Fabulous! Thanks to Bridging Arts volunteer Katrina Williams for discovering this. Katrina keeps a very sharp eye open for news and fresh ideas.

Saturday, 15 August 2015

A snip at Sainsbury's

How about this for a great buy from Sainsbury's. Ninety-seven per cent cotton and a print that looks ten times more expensive than it actually was....

Sunday, 9 August 2015

Idle days in captivity

... and Mary Queen of Scots' imagination ran wild. Taken so by surprise by these panels at the V&A that wanted to photograph them all.  But on second glance they are seriously weird. What DID she have on her mind?
These embroideries were made between 1569 and about 1585 while she was under house arrest in England.  George Talbot, Earl of Shrewsbury was responsible for Mary and she stayed at one or other of the Shrewsbury estates. Elizabeth (Bess) Talbot, Countess of Shrewsbury worked with Mary Queen of Scots on these.

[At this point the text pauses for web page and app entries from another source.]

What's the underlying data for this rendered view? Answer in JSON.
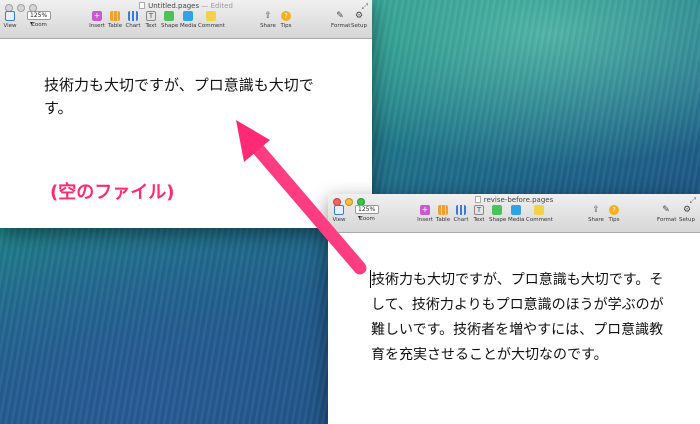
{
  "window_a": {
    "title": "Untitled.pages",
    "title_suffix": "— Edited",
    "zoom": "125%",
    "labels": {
      "view": "View",
      "zoom": "Zoom",
      "insert": "Insert",
      "table": "Table",
      "chart": "Chart",
      "text": "Text",
      "shape": "Shape",
      "media": "Media",
      "comment": "Comment",
      "share": "Share",
      "tips": "Tips",
      "format": "Format",
      "setup": "Setup"
    },
    "body": "技術力も大切ですが、プロ意識も大切です。"
  },
  "window_b": {
    "title": "revise-before.pages",
    "zoom": "125%",
    "labels": {
      "view": "View",
      "zoom": "Zoom",
      "insert": "Insert",
      "table": "Table",
      "chart": "Chart",
      "text": "Text",
      "shape": "Shape",
      "media": "Media",
      "comment": "Comment",
      "share": "Share",
      "tips": "Tips",
      "format": "Format",
      "setup": "Setup"
    },
    "body": "技術力も大切ですが、プロ意識も大切です。そして、技術力よりもプロ意識のほうが学ぶのが難しいです。技術者を増やすには、プロ意識教育を充実させることが大切なのです。"
  },
  "annotation": {
    "label": "(空のファイル)",
    "color": "#ff2a73"
  }
}
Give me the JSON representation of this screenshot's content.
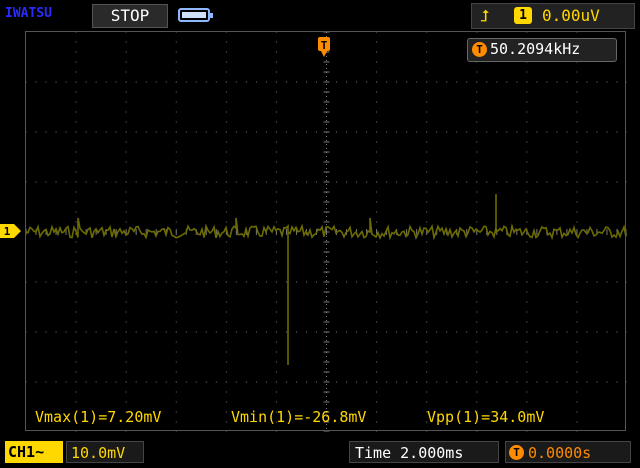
{
  "header": {
    "brand": "IWATSU",
    "run_state": "STOP",
    "battery_icon": "battery-icon",
    "trigger": {
      "edge_icon": "rising-edge-icon",
      "source": "1",
      "level": "0.00uV"
    }
  },
  "frequency": {
    "icon": "T",
    "value": "50.2094kHz"
  },
  "markers": {
    "trigger": "T",
    "channel": "1"
  },
  "measurements": [
    {
      "label": "Vmax(1)=7.20mV"
    },
    {
      "label": "Vmin(1)=-26.8mV"
    },
    {
      "label": "Vpp(1)=34.0mV"
    }
  ],
  "footer": {
    "channel_label": "CH1",
    "coupling_symbol": "~",
    "volts_per_div": "10.0mV",
    "time_label": "Time",
    "time_per_div": "2.000ms",
    "trigger_offset_icon": "T→",
    "trigger_offset": "0.0000s"
  },
  "colors": {
    "trace": "#6b6b00",
    "trigger": "#ff8c00",
    "channel": "#ffd800",
    "grid": "#777777"
  }
}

According to the V&A: "Embroidery was a form of therapy and communication for Mary, as well as a conventional occupation for wealthy and elite women. Most of the motifs depicted were copied from the wood-cut illustrations of emblem books and natural histories by well-known authors such as Claud Paradin, Conrad Gessner, Pierre Belon. These often represented sentiments and morals from classical literature and contemporary folklore, and were chosen by Mary to express her most private thoughts at a time when all her written correspondence was being monitored by her captors."